DIRECTIONS FOR THIS TASK ▸ Report each line from the data below that holds the word "value".

INPUT RECORDS ▸
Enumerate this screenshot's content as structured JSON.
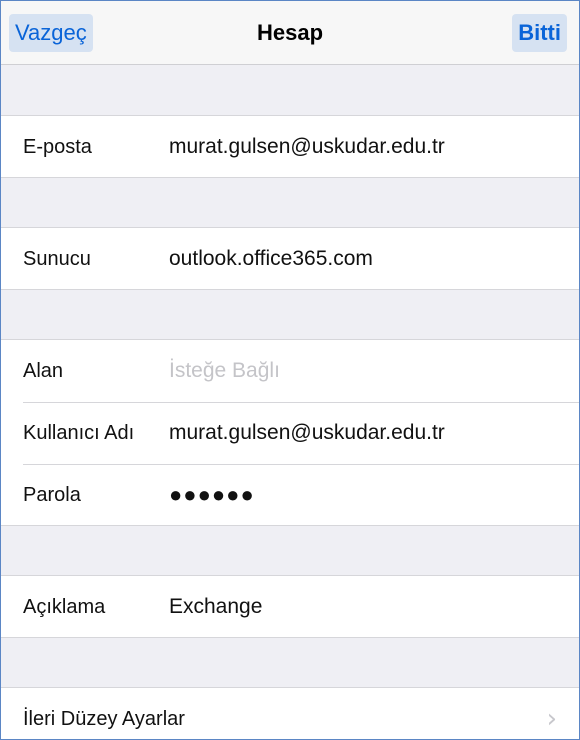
{
  "nav": {
    "cancel_label": "Vazgeç",
    "title": "Hesap",
    "done_label": "Bitti"
  },
  "fields": {
    "email": {
      "label": "E-posta",
      "value": "murat.gulsen@uskudar.edu.tr"
    },
    "server": {
      "label": "Sunucu",
      "value": "outlook.office365.com"
    },
    "domain": {
      "label": "Alan",
      "placeholder": "İsteğe Bağlı"
    },
    "username": {
      "label": "Kullanıcı Adı",
      "value": "murat.gulsen@uskudar.edu.tr"
    },
    "password": {
      "label": "Parola",
      "value": "●●●●●●"
    },
    "description": {
      "label": "Açıklama",
      "value": "Exchange"
    },
    "advanced": {
      "label": "İleri Düzey Ayarlar",
      "chevron": "›"
    }
  },
  "colors": {
    "accent": "#0a64d8",
    "background": "#efeff4",
    "placeholder": "#c4c4c8"
  },
  "icons": {
    "advanced_chevron": "chevron-right-icon"
  }
}
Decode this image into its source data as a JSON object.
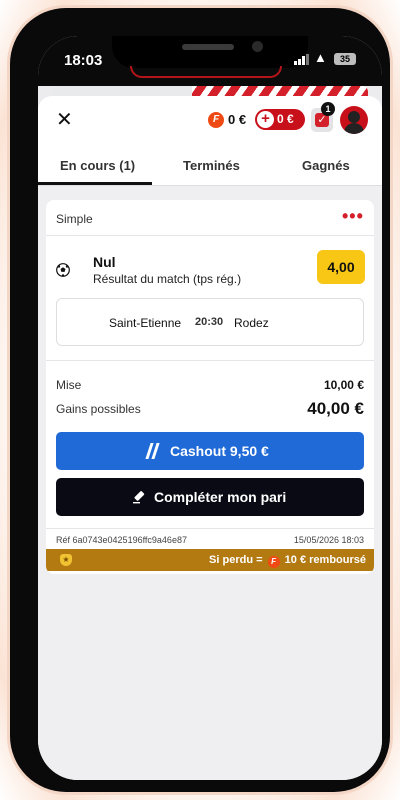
{
  "status_bar": {
    "time": "18:03",
    "battery": "35"
  },
  "header": {
    "close_glyph": "✕",
    "fpoints_symbol": "F",
    "fpoints": "0 €",
    "bonus_symbol": "+",
    "bonus": "0 €",
    "betslip_count": "1"
  },
  "tabs": [
    {
      "label": "En cours (1)",
      "active": true
    },
    {
      "label": "Terminés",
      "active": false
    },
    {
      "label": "Gagnés",
      "active": false
    }
  ],
  "bet": {
    "type": "Simple",
    "more_glyph": "•••",
    "selection": "Nul",
    "market": "Résultat du match (tps rég.)",
    "odds": "4,00",
    "home_team": "Saint-Etienne",
    "kickoff": "20:30",
    "away_team": "Rodez",
    "stake_label": "Mise",
    "stake": "10,00 €",
    "potential_label": "Gains possibles",
    "potential": "40,00 €",
    "cashout_label": "Cashout 9,50 €",
    "complete_label": "Compléter mon pari",
    "ref": "Réf 6a0743e0425196ffc9a46e87",
    "date": "15/05/2026 18:03",
    "refund_prefix": "Si perdu =",
    "refund_suffix": "10 € remboursé",
    "refund_coin": "F"
  },
  "colors": {
    "brand_red": "#d4202a",
    "odds_yellow": "#f8c715",
    "cashout_blue": "#1f6ad6",
    "refund_gold": "#b47a12"
  }
}
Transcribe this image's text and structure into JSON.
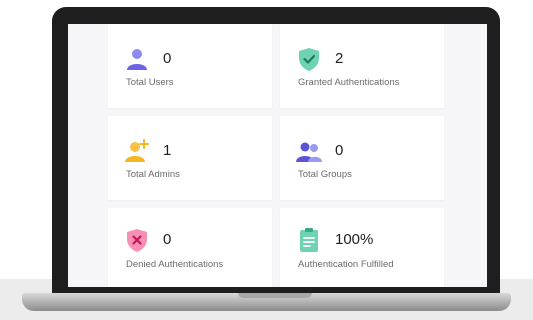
{
  "stats": {
    "total_users": {
      "value": "0",
      "label": "Total Users",
      "icon": "user-icon",
      "color": "#7b73f0"
    },
    "granted_authentications": {
      "value": "2",
      "label": "Granted Authentications",
      "icon": "shield-check-icon",
      "color": "#4dc2a0"
    },
    "total_admins": {
      "value": "1",
      "label": "Total Admins",
      "icon": "add-user-icon",
      "color": "#f5b623"
    },
    "total_groups": {
      "value": "0",
      "label": "Total Groups",
      "icon": "group-icon",
      "color": "#5b55d6"
    },
    "denied_authentications": {
      "value": "0",
      "label": "Denied Authentications",
      "icon": "shield-x-icon",
      "color": "#f35c8f"
    },
    "authentication_fulfilled": {
      "value": "100%",
      "label": "Authentication Fulfilled",
      "icon": "clipboard-icon",
      "color": "#4dc2a0"
    }
  }
}
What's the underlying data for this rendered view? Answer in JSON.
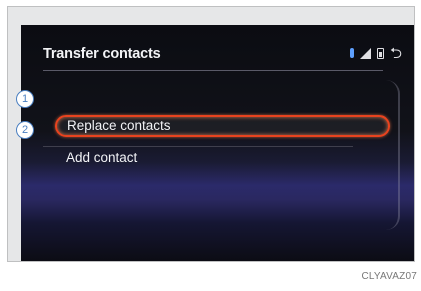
{
  "screen": {
    "title": "Transfer contacts",
    "status_icons": [
      "bluetooth-icon",
      "signal-icon",
      "battery-icon",
      "back-icon"
    ],
    "options": [
      {
        "number": "1",
        "label": "Replace contacts",
        "selected": true
      },
      {
        "number": "2",
        "label": "Add contact",
        "selected": false
      }
    ]
  },
  "figure_code": "CLYAVAZ07",
  "colors": {
    "highlight": "#e9431f",
    "callout": "#4a7fc1",
    "bluetooth": "#5ea0ff"
  }
}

COMPLETED EXERCISE ▸
      "value": "murat.gulsen@uskudar.edu.tr"
      "value": "outlook.office365.com"
      "value": "murat.gulsen@uskudar.edu.tr"
      "value": "●●●●●●"
      "value": "Exchange"
      "value": "0",
      "value": "2",
      "value": "1",
      "value": "0",
      "value": "0",
      "value": "100%",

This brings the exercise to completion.